During debate of the recently passed farm bill there were five votes specifically targeted at sugar policy on the floors of the House and Senate. There were also two votes at the committee level, and all of them ended the exact same way – in bipartisan defeat as lawmakers refused to decimate an industry vital to many rural communities.

With the exception of food stamps, no farm bill component even came close to receiving the floor time that sugar did, which is amazing since sugar policy costs taxpayers far less than other farm bill subsidy or nutrition programs.

And it doesn’t look like the trend of good intentions going down in flames is going to change anytime soon. The House Appropriations Committee voted on yet another anti-sugar amendment May 29, and that amendment was royally drubbed in an embarrassing 18 to 32 vote.

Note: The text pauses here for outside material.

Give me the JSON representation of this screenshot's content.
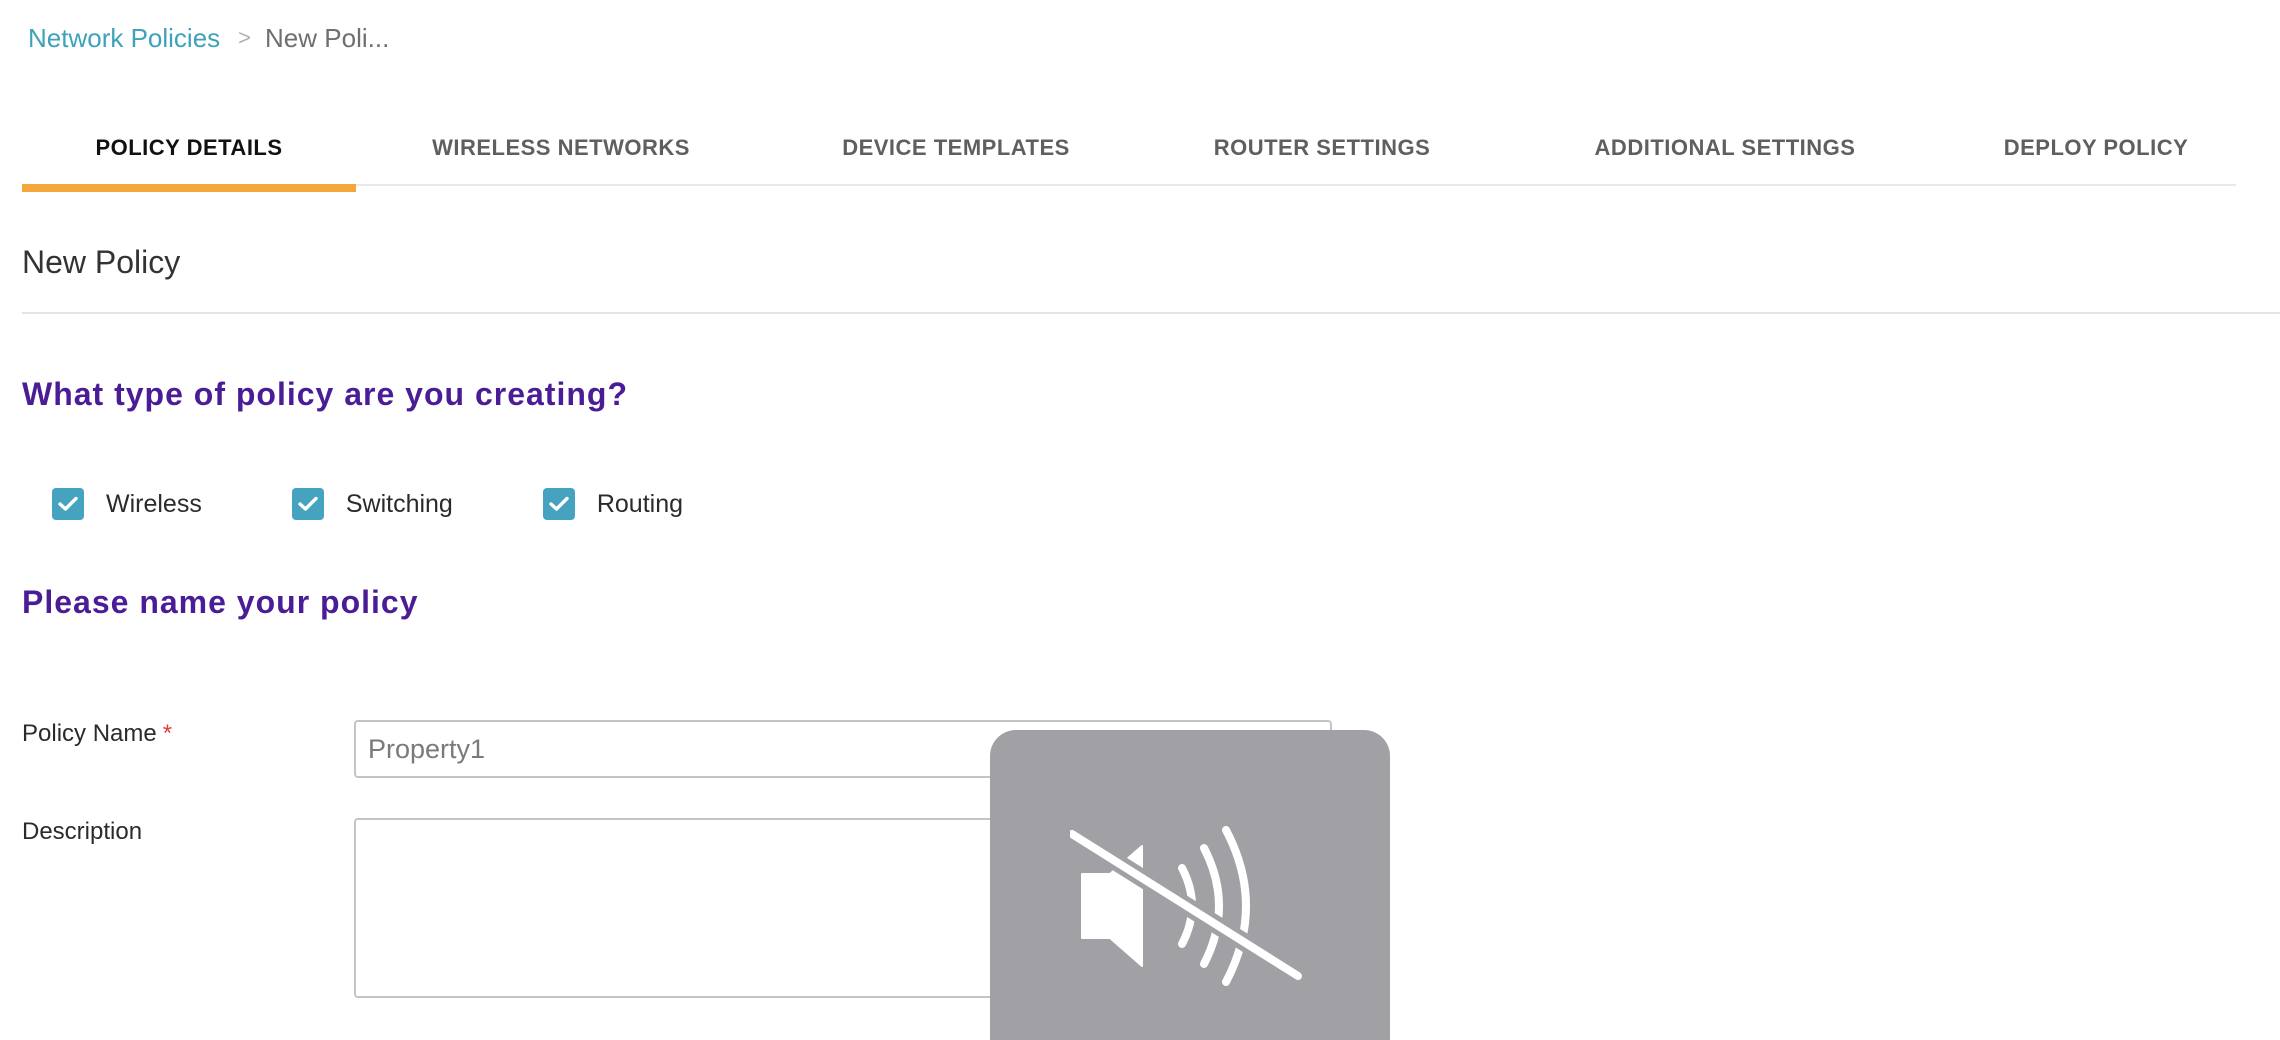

Sugar reform proponents have not changed tactics in nearly three decades, and in that time, we haven’t won a single vote. At some point, we must evolve to focus our time and resources in better ways.

Tom Giovanetti with the think tank Institute for Policy Innovation recently released a white paper that offers a new strategy with a global perspective. In it, he explained the grossly distorted world sugar market where America is but a bit player and global subsidies are rapidly climbing and turning free trade on its head.

It seems policy change in America might not matter much if foreign governments dominate the global supply chain and can hold U.S. consumers hostage through dependence and price setting.

Brazil, for example, is the OPEC of sugar and controls more than half of the world’s exports. At $2.5 billion a year in taxpayer assistance, this sugar supremacy didn’t come cheap and billions more in handouts appear to be forthcoming, which will strengthen the stranglehold that gives Brazil price manipulating power.

To compete, other exporters like India and Thailand have followed suit and expanded their government giveaways, which in turn, further distorts natural supply and demand conditions and harms consumers.

Closer to home, the Mexican government actually owns one-fifth of that country’s inefficient sugar industry and is using the advantages of a federal treasury to dump sugar into America and eliminate competition from the U.S. private sector and inject unsustainable price volatility.

What if all the money, all the time, and all the energy conservatives devoted to fruitless votes on U.S. sugar policy was instead dedicated to helping achieve a real global free market?